Snowden v. Department of the Interior, No. 2012-3153 (April 8, 2013) (MSPB Docket No. DC-0752-10-0802-B-1) (affirming per Rule 36 the Board's decision, which dismissed Snowden's appeal for lack of jurisdiction on the basis of a valid last-chance settlement agreement)

Honea v. Merit Systems Protection Board, No. 2012-3199 (April 8, 2013) (MSPB Docket No. DE-315H-11-0178-I-1) (affirming the Board's decision, which dismissed Honea's appeal of the termination of his employment for lack of jurisdiction)

Wagoner v. Office of Personnel Management, No. 2013-3006 (April 8, 2013) (MSPB Docket No. CH-0831-11-0115-B-1) (affirming the Board's decision, which affirmed OPM's determination that Wagoner was not eligible for retirement benefits under the Civil Service Retirement System)

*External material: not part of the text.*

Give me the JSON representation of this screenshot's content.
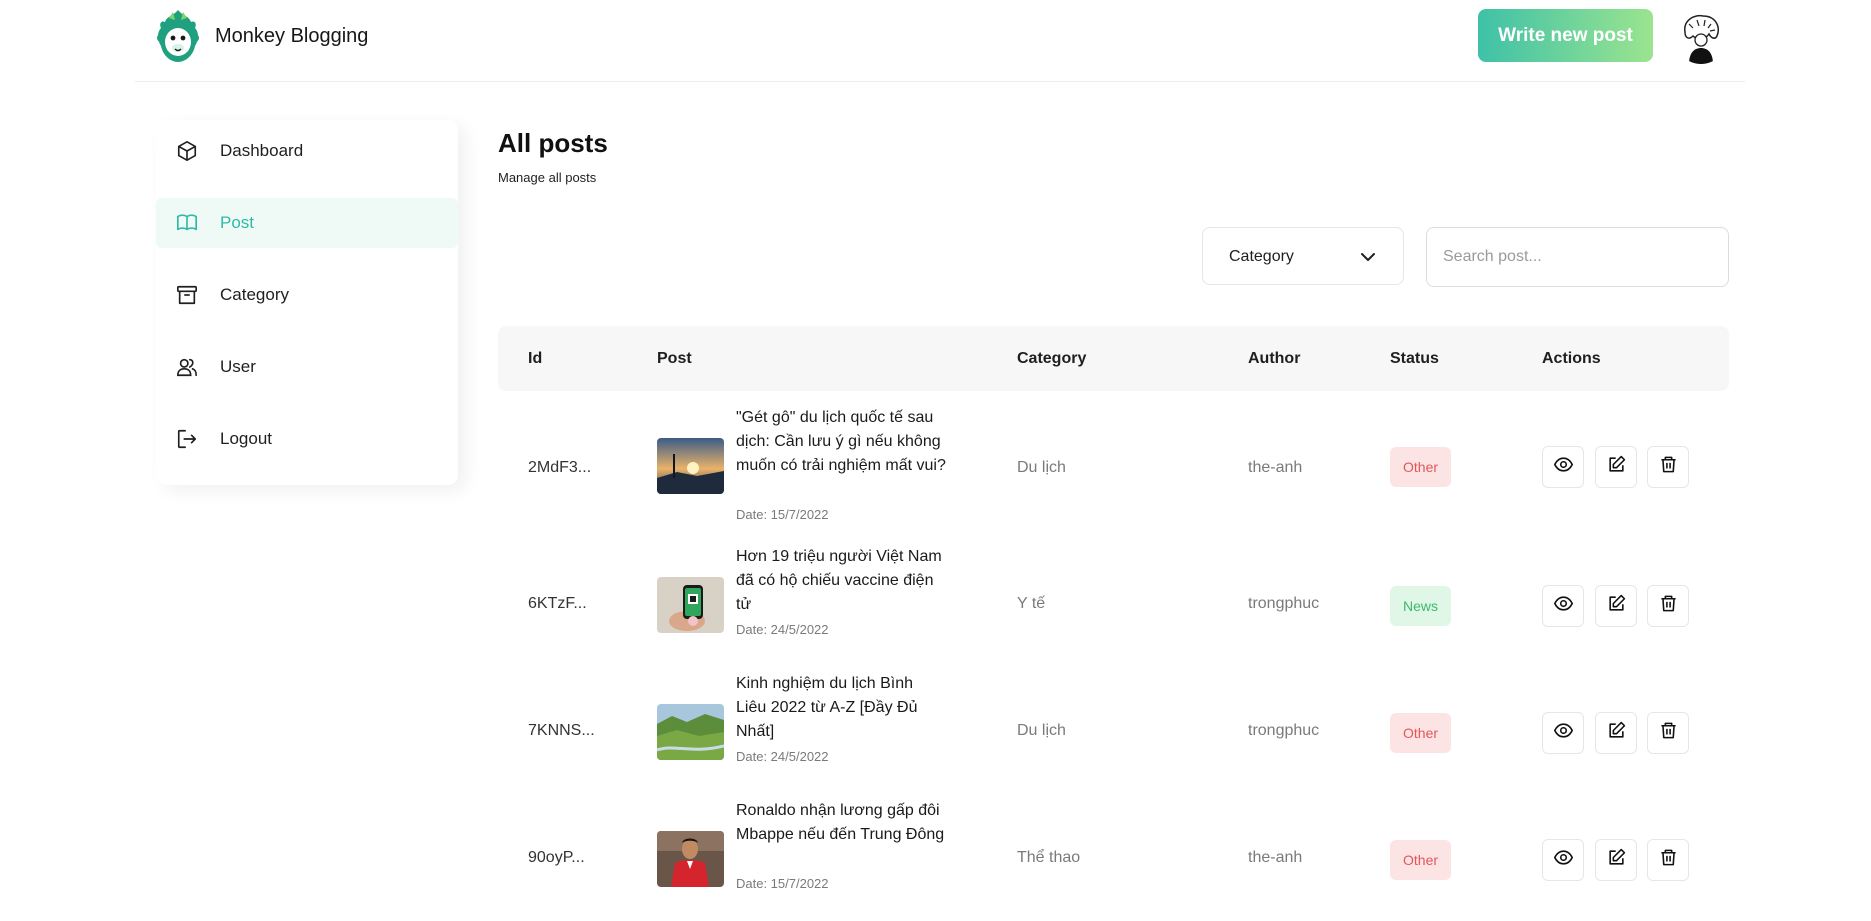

Maiers v. Department of Health & Human Services, No. 2012-3184 (April 8, 2013) (MSPB Docket No. DC-4324-11-0851-I-1) (affirming the Board's decision, which denied Maiers' request for corrective action in this USERRA appeal)

Schilleci v. Office of Personnel Management, No. 2012-3188 (April 8, 2013) (MSPB Docket No. AT-0845-11-0786-I-1) (affirming per Rule 36 the Board's decision, which affirmed OPM's determination that Schilleci was not entitled to waiver of repayment of an overpayment)

Charles v. Merit Systems Protection Board, No. 2012-3196 (April 8, 2013) (MSPB Docket No. NY-0353-11-0263-I-1) (affirming the Board's decision, which dismissed an appeal under the doctrine of collateral estoppel)

Anthony v. Office of Personnel Management, No. 2013-3018 (April 9, 2013) (MSPB Docket No. AT-844E-12-0345-I-1) (affirming the Board's decision, which dismissed this retirement dispute for lack of jurisdiction)

Payton v. Merit Systems Protection Board, No. 2013-3011 (April 10, 2013) (MSPB Docket No. AT-0353-11-0956-I-1) (affirming the Board's decision, which dismissed Payton's appeal of the denial of her request for restoration of duty as barred by collateral estoppel)

Camp v. Department of Veterans Affairs, No. 2013-3008 (April 10, 2013) (MSPB Docket No. SF-0752-12-0714-I-1) (affirming the Board's decision, which dismissed the appeal of a removal for lack of jurisdiction because the matter had been resolved in a binding settlement agreement)

MacNeill v. Merit Systems Protection Board, No. 2012-3175 (April 10, 2013) (MSPB Docket No. DA-0752-11-0587-I-1) (affirming the Board's decision, which dismissed MacNeill's appeal as untimely filed)


     On April 11, 2013, the Merit Systems Protection Board (MSPB or Board) issued an interim final rule that will allow federal agencies, when issuing a decision notice to an employee on a matter that is appealable to the Board, to satisfy the obligation to provide a copy of the MSPB appeal form to an employee by providing the employee with access to a copy of the appeal form, i.e., in paper or electronic form.  78 Fed. Reg. 21517.  The Federal Register notice stated that the impetus for this action was the realization that, under current regulations, federal agencies that furlough their employees as a result of the implementation of government-wide "sequestration" on March 1, 2013, would be required to distribute potentially hundreds of thousands of copies of the 9-page MSPB appeal form.  The existing regulations were not drafted with such a situation in mind.  Moreoever, widespread access by federal employees to the Internet, electronic mail, and MSPB's electronic filing system, ensure, in the vast majority of cases, that the distribution of thousands of paper copies of the MSPB appeal form by federal agencies is unnecessary.  The interim final rule is effective immediately.  Written comments regarding the rule must be submitted to the Clerk of the Board on or before May 13, 2013.  

U.S. Merit Systems Protection Board | Case Reports